The ride costs a whopping 150 Baht per person on the Express Line and 45 Baht on the slower train called City Line (full length journey). Considering the need for an additional BTS or Taxi ride to the station, even a single passenger almost drives cheaper by metered taxi from the touristic quarters around Sukhumvit, Asoke or Silom and Sathorn roads! The massive station buildings are huge halls with very little ventilation. In order to reach them, you've got to climb up many steps or wait for a very slow and very small single lift. To use this train to connect with your flight or coming from one is a nightmare with luggage hauled along.;(

Luggage trolleys were nowhere to be found or seen!

For the most time, the security sherrifs were the only humans in this humongous hall around noon. A bit scary for single travelers maybe. These pictures show the Rajaprarop station, which is the next one from the terminus at Phayathai towards the airport. All stations look uniform and identical along the way, and you did guess it right – we did select the low budget option City Line. Boarding a future train from Rajaprarop to the airport.

Meanwhile the opposite track hinted a sign of life with a City Line train approaching. But no one boarded it or exited here, we felt like staffers in a movie, watching a bad episode of a future flic.

Our train arrived a short while later, it looked identical to the one we observed earlier on the opposite track. Announcements by some hidden PA system warn of approaching trains and the sherrifs watch eagerly that nobody steps on the yellow line on the ground or slurps a Coke. Snacks and drinks are strictly prohibited up here.
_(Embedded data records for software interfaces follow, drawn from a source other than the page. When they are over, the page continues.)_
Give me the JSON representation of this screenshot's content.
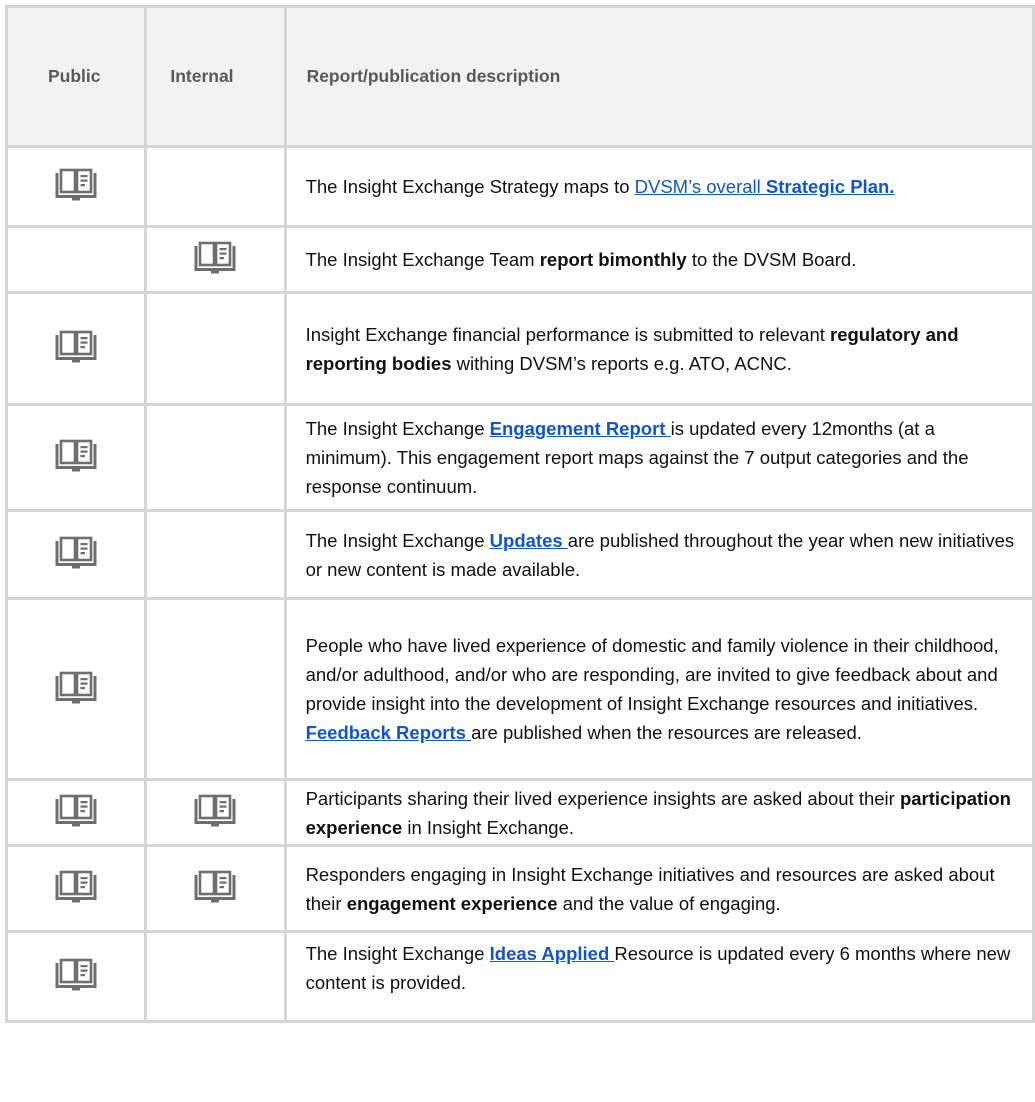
{
  "table": {
    "headers": {
      "public": "Public",
      "internal": "Internal",
      "description": "Report/publication description"
    },
    "icon": "book-report-icon",
    "colors": {
      "link": "#1155cc",
      "icon": "#6e6e6e",
      "border": "#d5d5d5",
      "header_bg": "#f2f2f2"
    },
    "rows": [
      {
        "public": true,
        "internal": false,
        "segments": [
          {
            "t": "The Insight Exchange Strategy maps to "
          },
          {
            "t": "DVSM’s overall ",
            "link": true
          },
          {
            "t": "Strategic Plan.",
            "link": true,
            "bold": true
          }
        ]
      },
      {
        "public": false,
        "internal": true,
        "segments": [
          {
            "t": "The Insight Exchange Team "
          },
          {
            "t": "report bimonthly",
            "bold": true
          },
          {
            "t": " to the DVSM Board."
          }
        ]
      },
      {
        "public": true,
        "internal": false,
        "segments": [
          {
            "t": "Insight Exchange financial performance is submitted to relevant "
          },
          {
            "t": "regulatory and reporting bodies",
            "bold": true
          },
          {
            "t": " withing DVSM’s reports e.g. ATO, ACNC."
          }
        ]
      },
      {
        "public": true,
        "internal": false,
        "segments": [
          {
            "t": "The Insight Exchange "
          },
          {
            "t": "Engagement Report ",
            "link": true,
            "bold": true
          },
          {
            "t": "is updated every 12months (at a minimum). This engagement report maps against the 7 output categories and the response continuum."
          }
        ]
      },
      {
        "public": true,
        "internal": false,
        "segments": [
          {
            "t": "The Insight Exchange "
          },
          {
            "t": "Updates ",
            "link": true,
            "bold": true
          },
          {
            "t": "are published throughout the year when new initiatives or new content is made available."
          }
        ]
      },
      {
        "public": true,
        "internal": false,
        "segments": [
          {
            "t": "People who have lived experience of domestic and family violence in their childhood, and/or adulthood, and/or who are responding, are invited to give feedback about and provide insight into the development of Insight Exchange resources and initiatives. "
          },
          {
            "t": "Feedback Reports ",
            "link": true,
            "bold": true
          },
          {
            "t": "are published when the resources are released."
          }
        ]
      },
      {
        "public": true,
        "internal": true,
        "segments": [
          {
            "t": "Participants sharing their lived experience insights are asked about their "
          },
          {
            "t": "participation experience",
            "bold": true
          },
          {
            "t": " in Insight Exchange."
          }
        ]
      },
      {
        "public": true,
        "internal": true,
        "segments": [
          {
            "t": "Responders engaging in Insight Exchange initiatives and resources are asked about their "
          },
          {
            "t": "engagement experience",
            "bold": true
          },
          {
            "t": " and the value of engaging."
          }
        ]
      },
      {
        "public": true,
        "internal": false,
        "segments": [
          {
            "t": "The Insight Exchange "
          },
          {
            "t": "Ideas Applied ",
            "link": true,
            "bold": true
          },
          {
            "t": "Resource is updated every 6 months where new content is provided."
          }
        ]
      }
    ]
  }
}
Teddy fell asleep in his stroller, boredom had overcome his agility in this heat. Later we found out that the gap between the train and the platform is huge and called for luggage on rolls and strollers to be hauled. Made by the German precision engineers at Siemens, they could have done a much better job here. Multi-inch gaps were a thing of the past with these guided missiles on tracks, but then again – we are in Thailand, where construction companies are known to skim materials and reduce measurements of structures to enhance profits!

Much to our surprise, the inside was not as empty as anticipated. A looming shift change at the airport brought in plenty of commuters and probably also a few travelers. No room for luggage, just your ordinary BTS style wagon with a few moulded seats on the sides. With air conditioning levels set at inhumane low temperatures, we literally froze all the way to our destination. Everything was squeaky clean!

Clearly visible signs over the doors informed about the progress along the route. Verbal announcements were done bilingual in Thai and English.

The final station within the airport is set up differently. But normal surrounding temperatures from now on made us feel more comfortable.

The vast hallways appear vacated after the train has left this station.

The Express Line has a slightly different appearance and is operating less frequently. It probably wants to compare itself to those smart Rail-to-Airport links as the cities of Kuala Lumpur and Hong Kong have for several years now. The big difference is, that their lines connect to major transport hubs smack in the middle of said cities and not to some secondary station facility in the middle of nowhere. All these rail links charge hefty for their usage, but they make sense to me in KL although we will take the much cheaper bus alternative there next week. ;)

 

Below you can see the Express Line train as it zoomed by us, waiting for it's cheaper brother on the same track.